* Listed entries:

******

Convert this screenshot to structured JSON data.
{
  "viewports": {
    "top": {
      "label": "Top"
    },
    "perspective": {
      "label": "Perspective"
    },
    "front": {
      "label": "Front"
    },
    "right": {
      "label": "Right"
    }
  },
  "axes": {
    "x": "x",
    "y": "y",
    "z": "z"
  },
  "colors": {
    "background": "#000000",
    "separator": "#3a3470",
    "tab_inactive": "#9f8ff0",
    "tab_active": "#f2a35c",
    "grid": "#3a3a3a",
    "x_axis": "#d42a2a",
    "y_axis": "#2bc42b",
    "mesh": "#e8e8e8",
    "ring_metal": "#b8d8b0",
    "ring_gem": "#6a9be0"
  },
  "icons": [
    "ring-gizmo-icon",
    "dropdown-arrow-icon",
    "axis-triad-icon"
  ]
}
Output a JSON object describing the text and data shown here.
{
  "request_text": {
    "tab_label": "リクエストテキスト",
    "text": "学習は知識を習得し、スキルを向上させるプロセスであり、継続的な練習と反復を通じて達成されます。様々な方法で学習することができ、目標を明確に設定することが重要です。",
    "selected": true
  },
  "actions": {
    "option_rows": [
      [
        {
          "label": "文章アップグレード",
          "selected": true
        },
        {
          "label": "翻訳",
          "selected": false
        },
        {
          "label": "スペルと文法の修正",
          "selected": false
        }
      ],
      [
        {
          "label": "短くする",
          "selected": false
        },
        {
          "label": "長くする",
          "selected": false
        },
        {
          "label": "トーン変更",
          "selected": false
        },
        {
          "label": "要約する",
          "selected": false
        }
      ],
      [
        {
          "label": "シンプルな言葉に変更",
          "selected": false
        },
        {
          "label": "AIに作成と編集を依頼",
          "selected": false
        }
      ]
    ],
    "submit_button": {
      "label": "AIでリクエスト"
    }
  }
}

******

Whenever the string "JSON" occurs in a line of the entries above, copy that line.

* Solution for this problem:
Convert this screenshot to structured JSON data.
Output a JSON object describing the text and data shown here.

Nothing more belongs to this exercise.